(Entries from a dataset of interfaces)
>>>>>

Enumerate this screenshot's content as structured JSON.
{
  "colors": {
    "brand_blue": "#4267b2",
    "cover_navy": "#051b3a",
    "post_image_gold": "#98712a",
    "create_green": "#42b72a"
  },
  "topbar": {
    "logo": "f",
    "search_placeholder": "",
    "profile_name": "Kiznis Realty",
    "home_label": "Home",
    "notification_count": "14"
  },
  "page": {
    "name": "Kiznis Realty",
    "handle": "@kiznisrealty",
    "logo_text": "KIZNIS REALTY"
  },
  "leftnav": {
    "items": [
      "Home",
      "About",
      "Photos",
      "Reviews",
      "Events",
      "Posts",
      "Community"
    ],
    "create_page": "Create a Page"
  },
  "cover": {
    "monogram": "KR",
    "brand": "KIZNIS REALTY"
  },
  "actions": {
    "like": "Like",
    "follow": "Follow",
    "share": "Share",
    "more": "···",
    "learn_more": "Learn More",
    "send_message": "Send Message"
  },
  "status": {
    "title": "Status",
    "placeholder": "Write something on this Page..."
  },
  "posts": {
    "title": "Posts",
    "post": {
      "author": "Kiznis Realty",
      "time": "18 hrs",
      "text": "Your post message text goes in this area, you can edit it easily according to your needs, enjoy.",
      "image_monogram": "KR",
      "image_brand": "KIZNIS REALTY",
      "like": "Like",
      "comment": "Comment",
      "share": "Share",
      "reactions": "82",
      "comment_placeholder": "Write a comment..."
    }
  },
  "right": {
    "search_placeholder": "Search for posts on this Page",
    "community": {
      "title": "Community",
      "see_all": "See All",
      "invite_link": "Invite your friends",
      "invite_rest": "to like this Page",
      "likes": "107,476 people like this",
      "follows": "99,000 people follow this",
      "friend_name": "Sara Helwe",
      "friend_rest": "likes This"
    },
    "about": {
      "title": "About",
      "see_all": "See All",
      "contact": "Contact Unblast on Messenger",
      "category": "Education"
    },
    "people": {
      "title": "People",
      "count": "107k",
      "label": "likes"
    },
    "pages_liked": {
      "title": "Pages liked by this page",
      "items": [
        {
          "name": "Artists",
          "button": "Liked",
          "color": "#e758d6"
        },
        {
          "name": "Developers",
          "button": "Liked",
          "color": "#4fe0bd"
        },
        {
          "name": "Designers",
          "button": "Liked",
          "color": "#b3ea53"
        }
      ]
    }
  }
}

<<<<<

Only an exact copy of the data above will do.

Enumerate this screenshot's content as structured JSON.
{
  "colors": {
    "brand_blue": "#4267b2",
    "cover_navy": "#051b3a",
    "post_image_gold": "#98712a",
    "create_green": "#42b72a"
  },
  "topbar": {
    "logo": "f",
    "search_placeholder": "",
    "profile_name": "Kiznis Realty",
    "home_label": "Home",
    "notification_count": "14"
  },
  "page": {
    "name": "Kiznis Realty",
    "handle": "@kiznisrealty",
    "logo_text": "KIZNIS REALTY"
  },
  "leftnav": {
    "items": [
      "Home",
      "About",
      "Photos",
      "Reviews",
      "Events",
      "Posts",
      "Community"
    ],
    "create_page": "Create a Page"
  },
  "cover": {
    "monogram": "KR",
    "brand": "KIZNIS REALTY"
  },
  "actions": {
    "like": "Like",
    "follow": "Follow",
    "share": "Share",
    "more": "···",
    "learn_more": "Learn More",
    "send_message": "Send Message"
  },
  "status": {
    "title": "Status",
    "placeholder": "Write something on this Page..."
  },
  "posts": {
    "title": "Posts",
    "post": {
      "author": "Kiznis Realty",
      "time": "18 hrs",
      "text": "Your post message text goes in this area, you can edit it easily according to your needs, enjoy.",
      "image_monogram": "KR",
      "image_brand": "KIZNIS REALTY",
      "like": "Like",
      "comment": "Comment",
      "share": "Share",
      "reactions": "82",
      "comment_placeholder": "Write a comment..."
    }
  },
  "right": {
    "search_placeholder": "Search for posts on this Page",
    "community": {
      "title": "Community",
      "see_all": "See All",
      "invite_link": "Invite your friends",
      "invite_rest": "to like this Page",
      "likes": "107,476 people like this",
      "follows": "99,000 people follow this",
      "friend_name": "Sara Helwe",
      "friend_rest": "likes This"
    },
    "about": {
      "title": "About",
      "see_all": "See All",
      "contact": "Contact Unblast on Messenger",
      "category": "Education"
    },
    "people": {
      "title": "People",
      "count": "107k",
      "label": "likes"
    },
    "pages_liked": {
      "title": "Pages liked by this page",
      "items": [
        {
          "name": "Artists",
          "button": "Liked",
          "color": "#e758d6"
        },
        {
          "name": "Developers",
          "button": "Liked",
          "color": "#4fe0bd"
        },
        {
          "name": "Designers",
          "button": "Liked",
          "color": "#b3ea53"
        }
      ]
    }
  }
}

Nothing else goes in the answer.